* [What to produce]:
When you answer, copy every line of the listing below exactly.

* [Material shown]:

◆ ◆ ◆

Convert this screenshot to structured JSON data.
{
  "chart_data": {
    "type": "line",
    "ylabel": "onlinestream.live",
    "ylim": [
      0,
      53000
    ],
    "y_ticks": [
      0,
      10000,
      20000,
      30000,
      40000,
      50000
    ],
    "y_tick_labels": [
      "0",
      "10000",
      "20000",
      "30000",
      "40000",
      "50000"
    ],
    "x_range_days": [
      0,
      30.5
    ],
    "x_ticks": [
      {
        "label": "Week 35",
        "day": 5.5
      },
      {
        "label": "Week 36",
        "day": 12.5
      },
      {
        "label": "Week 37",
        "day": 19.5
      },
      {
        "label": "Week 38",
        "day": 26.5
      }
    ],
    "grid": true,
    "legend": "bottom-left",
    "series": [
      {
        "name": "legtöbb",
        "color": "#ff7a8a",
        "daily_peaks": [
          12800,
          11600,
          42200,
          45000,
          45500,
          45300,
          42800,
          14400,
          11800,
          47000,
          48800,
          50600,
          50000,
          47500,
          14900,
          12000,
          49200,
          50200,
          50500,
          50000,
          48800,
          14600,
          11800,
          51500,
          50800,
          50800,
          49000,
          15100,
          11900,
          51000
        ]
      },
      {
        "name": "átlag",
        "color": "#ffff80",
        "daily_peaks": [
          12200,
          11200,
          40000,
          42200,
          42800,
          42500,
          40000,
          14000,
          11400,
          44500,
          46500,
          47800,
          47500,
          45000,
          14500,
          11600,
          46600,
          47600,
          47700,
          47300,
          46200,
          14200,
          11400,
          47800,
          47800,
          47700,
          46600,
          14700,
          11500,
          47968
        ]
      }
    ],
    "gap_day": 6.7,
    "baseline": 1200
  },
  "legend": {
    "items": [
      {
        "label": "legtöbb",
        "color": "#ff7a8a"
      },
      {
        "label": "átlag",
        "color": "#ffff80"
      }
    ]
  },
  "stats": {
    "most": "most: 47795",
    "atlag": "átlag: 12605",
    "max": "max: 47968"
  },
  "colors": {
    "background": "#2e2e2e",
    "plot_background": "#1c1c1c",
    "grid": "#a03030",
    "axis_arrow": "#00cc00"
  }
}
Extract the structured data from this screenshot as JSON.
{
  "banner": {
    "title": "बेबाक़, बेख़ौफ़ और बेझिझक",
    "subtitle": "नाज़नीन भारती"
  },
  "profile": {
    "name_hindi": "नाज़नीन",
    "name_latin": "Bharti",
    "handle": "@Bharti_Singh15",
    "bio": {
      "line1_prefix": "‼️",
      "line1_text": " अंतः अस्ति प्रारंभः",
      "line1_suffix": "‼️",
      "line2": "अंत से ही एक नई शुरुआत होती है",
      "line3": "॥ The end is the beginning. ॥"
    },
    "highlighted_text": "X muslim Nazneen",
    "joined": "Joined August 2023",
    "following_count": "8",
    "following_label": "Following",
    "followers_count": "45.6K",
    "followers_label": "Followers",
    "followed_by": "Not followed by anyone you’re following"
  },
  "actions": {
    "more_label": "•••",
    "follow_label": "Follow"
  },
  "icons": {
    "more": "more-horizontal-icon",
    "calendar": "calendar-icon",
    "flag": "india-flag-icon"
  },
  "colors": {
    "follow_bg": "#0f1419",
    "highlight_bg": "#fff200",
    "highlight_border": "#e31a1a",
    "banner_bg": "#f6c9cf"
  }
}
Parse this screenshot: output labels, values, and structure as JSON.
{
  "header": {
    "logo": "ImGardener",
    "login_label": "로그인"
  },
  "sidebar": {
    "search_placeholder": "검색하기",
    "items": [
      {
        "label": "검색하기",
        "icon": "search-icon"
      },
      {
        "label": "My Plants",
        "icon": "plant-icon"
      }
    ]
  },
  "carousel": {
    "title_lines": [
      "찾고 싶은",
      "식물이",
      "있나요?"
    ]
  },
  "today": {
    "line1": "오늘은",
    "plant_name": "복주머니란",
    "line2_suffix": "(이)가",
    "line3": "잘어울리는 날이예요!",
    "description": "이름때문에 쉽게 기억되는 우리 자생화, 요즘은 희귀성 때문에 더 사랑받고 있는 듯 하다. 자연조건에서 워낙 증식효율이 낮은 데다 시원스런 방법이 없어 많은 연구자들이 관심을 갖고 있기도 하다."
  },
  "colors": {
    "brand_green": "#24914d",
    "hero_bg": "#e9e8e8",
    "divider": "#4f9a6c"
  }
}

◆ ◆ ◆

* [Task solution]:
Convert this screenshot to structured JSON data.
{
  "chart_data": {
    "type": "line",
    "ylabel": "onlinestream.live",
    "ylim": [
      0,
      53000
    ],
    "y_ticks": [
      0,
      10000,
      20000,
      30000,
      40000,
      50000
    ],
    "y_tick_labels": [
      "0",
      "10000",
      "20000",
      "30000",
      "40000",
      "50000"
    ],
    "x_range_days": [
      0,
      30.5
    ],
    "x_ticks": [
      {
        "label": "Week 35",
        "day": 5.5
      },
      {
        "label": "Week 36",
        "day": 12.5
      },
      {
        "label": "Week 37",
        "day": 19.5
      },
      {
        "label": "Week 38",
        "day": 26.5
      }
    ],
    "grid": true,
    "legend": "bottom-left",
    "series": [
      {
        "name": "legtöbb",
        "color": "#ff7a8a",
        "daily_peaks": [
          12800,
          11600,
          42200,
          45000,
          45500,
          45300,
          42800,
          14400,
          11800,
          47000,
          48800,
          50600,
          50000,
          47500,
          14900,
          12000,
          49200,
          50200,
          50500,
          50000,
          48800,
          14600,
          11800,
          51500,
          50800,
          50800,
          49000,
          15100,
          11900,
          51000
        ]
      },
      {
        "name": "átlag",
        "color": "#ffff80",
        "daily_peaks": [
          12200,
          11200,
          40000,
          42200,
          42800,
          42500,
          40000,
          14000,
          11400,
          44500,
          46500,
          47800,
          47500,
          45000,
          14500,
          11600,
          46600,
          47600,
          47700,
          47300,
          46200,
          14200,
          11400,
          47800,
          47800,
          47700,
          46600,
          14700,
          11500,
          47968
        ]
      }
    ],
    "gap_day": 6.7,
    "baseline": 1200
  },
  "legend": {
    "items": [
      {
        "label": "legtöbb",
        "color": "#ff7a8a"
      },
      {
        "label": "átlag",
        "color": "#ffff80"
      }
    ]
  },
  "stats": {
    "most": "most: 47795",
    "atlag": "átlag: 12605",
    "max": "max: 47968"
  },
  "colors": {
    "background": "#2e2e2e",
    "plot_background": "#1c1c1c",
    "grid": "#a03030",
    "axis_arrow": "#00cc00"
  }
}
Extract the structured data from this screenshot as JSON.
{
  "banner": {
    "title": "बेबाक़, बेख़ौफ़ और बेझिझक",
    "subtitle": "नाज़नीन भारती"
  },
  "profile": {
    "name_hindi": "नाज़नीन",
    "name_latin": "Bharti",
    "handle": "@Bharti_Singh15",
    "bio": {
      "line1_prefix": "‼️",
      "line1_text": " अंतः अस्ति प्रारंभः",
      "line1_suffix": "‼️",
      "line2": "अंत से ही एक नई शुरुआत होती है",
      "line3": "॥ The end is the beginning. ॥"
    },
    "highlighted_text": "X muslim Nazneen",
    "joined": "Joined August 2023",
    "following_count": "8",
    "following_label": "Following",
    "followers_count": "45.6K",
    "followers_label": "Followers",
    "followed_by": "Not followed by anyone you’re following"
  },
  "actions": {
    "more_label": "•••",
    "follow_label": "Follow"
  },
  "icons": {
    "more": "more-horizontal-icon",
    "calendar": "calendar-icon",
    "flag": "india-flag-icon"
  },
  "colors": {
    "follow_bg": "#0f1419",
    "highlight_bg": "#fff200",
    "highlight_border": "#e31a1a",
    "banner_bg": "#f6c9cf"
  }
}
Parse this screenshot: output labels, values, and structure as JSON.
{
  "header": {
    "logo": "ImGardener",
    "login_label": "로그인"
  },
  "sidebar": {
    "search_placeholder": "검색하기",
    "items": [
      {
        "label": "검색하기",
        "icon": "search-icon"
      },
      {
        "label": "My Plants",
        "icon": "plant-icon"
      }
    ]
  },
  "carousel": {
    "title_lines": [
      "찾고 싶은",
      "식물이",
      "있나요?"
    ]
  },
  "today": {
    "line1": "오늘은",
    "plant_name": "복주머니란",
    "line2_suffix": "(이)가",
    "line3": "잘어울리는 날이예요!",
    "description": "이름때문에 쉽게 기억되는 우리 자생화, 요즘은 희귀성 때문에 더 사랑받고 있는 듯 하다. 자연조건에서 워낙 증식효율이 낮은 데다 시원스런 방법이 없어 많은 연구자들이 관심을 갖고 있기도 하다."
  },
  "colors": {
    "brand_green": "#24914d",
    "hero_bg": "#e9e8e8",
    "divider": "#4f9a6c"
  }
}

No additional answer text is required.